The Commonwealth Ombudsman has found the Australian Public Service Commission did not intend to intimidate a Freedom of Information organisation when it asked for content that contained “unsubstantiated allegations” about APSC staff to be removed from its website.
The ombud investigated allegations made by an unnamed public servant against the APSC, including that the agency had intended to “convey a legal threat of litigation” and had breached the legal profession’s regulations.
The complaint was prompted by an article published by The Guardian earlier this year, which revealed that in October 2019, the APSC’s chief legal counsel wrote to Right to Know, a project of the OpenAustralia Foundation, asking for it to take down material.
The material in question was correspondence between the APSC and an FOI applicant regarding ex APS commissioner John Lloyd and his relationship with the Institute of Public Affairs. Lloyd resigned in June 2018 after a complaint against him was referred to the office of the Merit Protection Commissioner.
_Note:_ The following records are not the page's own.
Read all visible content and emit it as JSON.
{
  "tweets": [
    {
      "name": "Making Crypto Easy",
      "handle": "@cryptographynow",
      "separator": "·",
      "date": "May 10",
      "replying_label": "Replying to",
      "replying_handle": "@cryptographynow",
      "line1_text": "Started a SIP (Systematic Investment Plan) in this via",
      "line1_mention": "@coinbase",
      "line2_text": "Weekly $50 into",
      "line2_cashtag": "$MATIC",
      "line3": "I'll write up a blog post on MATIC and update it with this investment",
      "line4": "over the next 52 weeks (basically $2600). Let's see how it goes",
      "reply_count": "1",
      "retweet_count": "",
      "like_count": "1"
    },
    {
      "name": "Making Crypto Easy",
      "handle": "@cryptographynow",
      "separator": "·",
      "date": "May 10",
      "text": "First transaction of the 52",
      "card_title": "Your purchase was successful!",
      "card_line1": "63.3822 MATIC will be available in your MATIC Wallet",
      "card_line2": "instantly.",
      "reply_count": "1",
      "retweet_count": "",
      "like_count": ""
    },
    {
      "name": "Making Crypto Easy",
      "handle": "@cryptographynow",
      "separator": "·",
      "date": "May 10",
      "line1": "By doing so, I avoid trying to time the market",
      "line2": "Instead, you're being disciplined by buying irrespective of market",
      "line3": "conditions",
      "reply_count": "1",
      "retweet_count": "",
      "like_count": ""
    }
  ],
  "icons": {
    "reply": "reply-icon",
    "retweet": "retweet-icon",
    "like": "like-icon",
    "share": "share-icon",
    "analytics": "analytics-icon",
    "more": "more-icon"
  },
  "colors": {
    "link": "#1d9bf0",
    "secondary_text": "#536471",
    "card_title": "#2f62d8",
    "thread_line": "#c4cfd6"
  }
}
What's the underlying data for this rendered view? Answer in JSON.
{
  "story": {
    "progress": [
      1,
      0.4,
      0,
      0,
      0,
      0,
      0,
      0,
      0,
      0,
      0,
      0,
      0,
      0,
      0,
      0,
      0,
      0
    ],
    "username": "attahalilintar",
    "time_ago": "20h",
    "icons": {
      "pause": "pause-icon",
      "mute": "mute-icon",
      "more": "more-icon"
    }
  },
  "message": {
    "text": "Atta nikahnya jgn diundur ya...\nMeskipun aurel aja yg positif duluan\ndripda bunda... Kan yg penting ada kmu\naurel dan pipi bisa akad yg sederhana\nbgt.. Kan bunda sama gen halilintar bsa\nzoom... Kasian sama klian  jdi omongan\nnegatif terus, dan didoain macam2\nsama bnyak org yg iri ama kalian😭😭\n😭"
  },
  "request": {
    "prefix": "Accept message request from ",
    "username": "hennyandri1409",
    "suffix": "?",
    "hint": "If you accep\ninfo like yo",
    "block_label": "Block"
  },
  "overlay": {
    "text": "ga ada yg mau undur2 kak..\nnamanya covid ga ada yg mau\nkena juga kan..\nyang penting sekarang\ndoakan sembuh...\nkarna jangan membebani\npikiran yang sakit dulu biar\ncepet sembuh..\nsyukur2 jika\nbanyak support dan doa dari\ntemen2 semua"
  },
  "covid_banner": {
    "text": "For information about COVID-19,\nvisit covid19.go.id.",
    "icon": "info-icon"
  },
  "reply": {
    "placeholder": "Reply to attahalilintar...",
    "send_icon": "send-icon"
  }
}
In the correspondence published on Right to Know, the FOI applicant named three APSC public servants and made a number of allegations, including of “politically-motivated obfuscation” and of breaching FOI law.
The APSC’s letter to the website, marked as “OFFICIAL: Sensitive legal privilege”, claimed the content was “defamatory” and contained “false and unsubstantiated allegations” against APSC staff. The letter noted that “website operators may be liable for defamatory comments published on their websites by third parties”, referencing the defamation case of former youth detainee Dylan Voller.
This week The Guardian has revealed that the ombud did investigate the complaint. It rejected the notion that the APSC was making an “actual or implied” threat to “instigate legal proceedings on the behalf of the three named employees”, and found that while marking the letter with “legal privilege” may have been “misguided”, the letter did “not seem unreasonable or indicative of an intention to intimidate”.
The ombud’s office told The Mandarin that its report on the investigation would not be made publicly available, as it came under the Public Interest Disclosure Act 2013.
“We are unable to comment more generally on this matter, noting that public interest disclosures are subject to the secrecy provisions of the Public Interest Disclosure Act,” it said.
In a push last year for FOI guidelines to be changed to conceal the identities of APS staff below senior executive level in FOI documents, APS commissioner Peter Woolcott argued that the disclosure of these details “can and does cause APS employees unnecessary stress and anxiety [and] expose APS employees to unjustified and repeated criticism online, including defamatory, trolling-type commentary and unsubstantiated allegations made online by anonymous individuals”.
He said that “disclosure achieves no public purpose that cannot be addressed by other, ordinary means of contacting APS agencies”.